114. Nelly Furtado - Loose (2006)
Something is off about this album. Don't get me wrong; mindless, sexy albums are all well and good. In the summer, you need to be able to roll down your windows and foist your music selctions on other drivers. Mindless, sexy music is perfect for that. I guess what's bothering me is that this is not really a sexy or mindless album at all. In fact, there's actually an undercurrent of meloncholy that pervades even the upbeat tracks. Maybe producer / co-writer Timbaland has finally gone too far with the minor key thing, or maybe Ms. Furtado didn't really feel as sexy and free as she has claimed in all of her recent interviews.
For example, why did it take Chris Martin to co-write All Good Things (Come To An End), basically a late '90s Madonna ballad? Maneater has an appropriately '80s chorus, too bad Hall & Oates did it better IN the '80s. And the worst offense is the downer opener Afraid. Note to all parties interested in making a summer jam album: Your first song should not be depressing. Promiscuous is a classic, of course, the lyrics are blah, but the give and take is perfect. Download it from iTunes, along with the dancey Do It and the Juanes duet Te Busque, and forget the rest of the album.

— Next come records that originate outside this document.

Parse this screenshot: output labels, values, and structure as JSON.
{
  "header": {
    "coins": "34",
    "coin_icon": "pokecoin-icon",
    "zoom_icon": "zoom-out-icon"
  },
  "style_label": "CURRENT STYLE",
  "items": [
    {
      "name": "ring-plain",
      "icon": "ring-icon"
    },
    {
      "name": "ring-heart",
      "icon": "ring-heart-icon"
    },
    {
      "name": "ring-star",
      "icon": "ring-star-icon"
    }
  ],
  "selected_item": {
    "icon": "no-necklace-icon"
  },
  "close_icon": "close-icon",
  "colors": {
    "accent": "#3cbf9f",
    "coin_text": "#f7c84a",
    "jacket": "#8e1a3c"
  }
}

Fave Song: Promiscuous
115. The Wreckers - Stand Still, Look Pretty (2006)
Michelle Branch, apparently tired of being solo and singing with Santana, has recruited friend Jessica Harp and refashioned herself as half of a country duo. And I'll be roped and tied if it doesn't work quite well. In fact, the girls could almost be a streamlined version of the Dixie Chicks.
There are two missteps. One is the Patty Griffin cover, One More Girl. Their performance is fine, I just don't like the song. And the other is the title song, a poor-me rumination on fame. Branch even acknowledges in the self-aware chorus that she's just complaining for complaining's sake. Not good.
But the rest is top notch, from the power country of Rain to the hoe-down My, Oh My to the sweet harmonies of Tennessee. The killer is Leave The Pieces, as fine a break-up / moving on country song as you will find. "Just take your love and hit the road," indeed.
Fave Song: Leave The Pieces
116. Damone - Out Here All Night (2006)
If you want a sugar rush look no further. This band takes Weezer's hair-band tendencies up a couple of notches and puts a sweet female singer in front of it. Morningwood probably kind of wishes they were this band.
Granted, the metal guitar god riffing can be a bit much, but it's a surprisingly effective contrast when combined with lead singer Noelle's pop star voice. The album's first three songs are your party-starting bludgeoning shouty anthems, but the CD really comes to life with the fourth song, Stabbed In The Heart. The band actually tones down the volume for the verses while still rocking on the choruses. Yes, it's a power ballad, and afterall, weren't they really the best part of the whole hair metal movement? Things get even better with On Your Speakers, which has an undeniable Bangles vibe.
There are other highlights too, but the album could live without a couple of songs, namely When You Live and the closer Wasted Years. Both reach into Avril Lavigne book of tricks a little too far for comfort. Even so, this is a solid record. And, hey, you've got to love a band named after the ticket-scalping lowlife from Fast Times At Ridgemont High. Maybe they should tour with Rooney.
Fave Song: You're The One
117. The Concretes - In Color (2006)
Mix a little ABBA, a little Carpenters, a little Rilo Kiley and a little Belle And Sebastion and you get The Concretes, a Swedish group with 8 or so members. There's a kind of carnival atmosphere to these tracks, a swirl of '70s pop and country. It's sort of like the band doing their version of the Grease soundtrack. There's even a duet with Romeo Stoddard from The Magic Numbers.
Fittingly, the best songs are about music itself. On The Radio is a number one hit in a pop-dominated alternate universe; all plinking piano and harmonies. Song For The Songs is 3:49 of celebration and steel guitar. Other highlights include folk songs Grey Days and Sunbeams, as well as the chilly, Ivy-style Fiction. The album suffers slightly from too many languid songs and sequencing that doesn't cover it well. Even so, the highlights get pretty high and bright.
Fave Song: On The Radio